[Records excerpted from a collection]
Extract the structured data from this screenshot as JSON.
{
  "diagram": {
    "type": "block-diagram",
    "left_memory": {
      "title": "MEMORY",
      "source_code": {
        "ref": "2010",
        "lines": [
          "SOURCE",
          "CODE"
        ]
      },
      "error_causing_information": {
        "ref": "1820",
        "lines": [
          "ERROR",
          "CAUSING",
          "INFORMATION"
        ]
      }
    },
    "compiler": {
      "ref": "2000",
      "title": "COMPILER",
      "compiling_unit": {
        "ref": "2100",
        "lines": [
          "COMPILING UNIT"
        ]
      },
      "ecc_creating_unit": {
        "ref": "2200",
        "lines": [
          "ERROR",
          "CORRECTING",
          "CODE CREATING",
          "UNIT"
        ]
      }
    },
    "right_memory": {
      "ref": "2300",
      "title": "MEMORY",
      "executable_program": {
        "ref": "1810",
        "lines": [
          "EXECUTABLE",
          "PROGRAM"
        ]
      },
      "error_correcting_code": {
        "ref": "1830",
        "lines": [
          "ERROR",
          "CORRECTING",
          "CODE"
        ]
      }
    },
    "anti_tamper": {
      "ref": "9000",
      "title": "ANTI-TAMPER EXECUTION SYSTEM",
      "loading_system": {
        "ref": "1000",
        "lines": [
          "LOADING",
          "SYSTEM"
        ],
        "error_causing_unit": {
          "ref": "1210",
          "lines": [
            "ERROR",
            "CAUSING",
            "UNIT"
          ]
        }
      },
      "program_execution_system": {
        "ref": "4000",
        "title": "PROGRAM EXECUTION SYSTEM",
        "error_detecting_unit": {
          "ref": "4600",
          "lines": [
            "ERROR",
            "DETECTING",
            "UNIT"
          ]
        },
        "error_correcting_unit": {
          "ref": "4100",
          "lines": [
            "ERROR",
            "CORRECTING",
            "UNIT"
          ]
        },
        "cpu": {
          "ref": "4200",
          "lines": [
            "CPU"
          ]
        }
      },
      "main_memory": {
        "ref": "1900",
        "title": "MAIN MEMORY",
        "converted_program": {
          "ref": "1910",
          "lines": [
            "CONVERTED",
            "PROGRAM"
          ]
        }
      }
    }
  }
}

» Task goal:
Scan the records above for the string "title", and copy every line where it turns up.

» Task response:
      "title": "MEMORY",
      "title": "COMPILER",
      "title": "MEMORY",
      "title": "ANTI-TAMPER EXECUTION SYSTEM",
        "title": "PROGRAM EXECUTION SYSTEM",
        "title": "MAIN MEMORY",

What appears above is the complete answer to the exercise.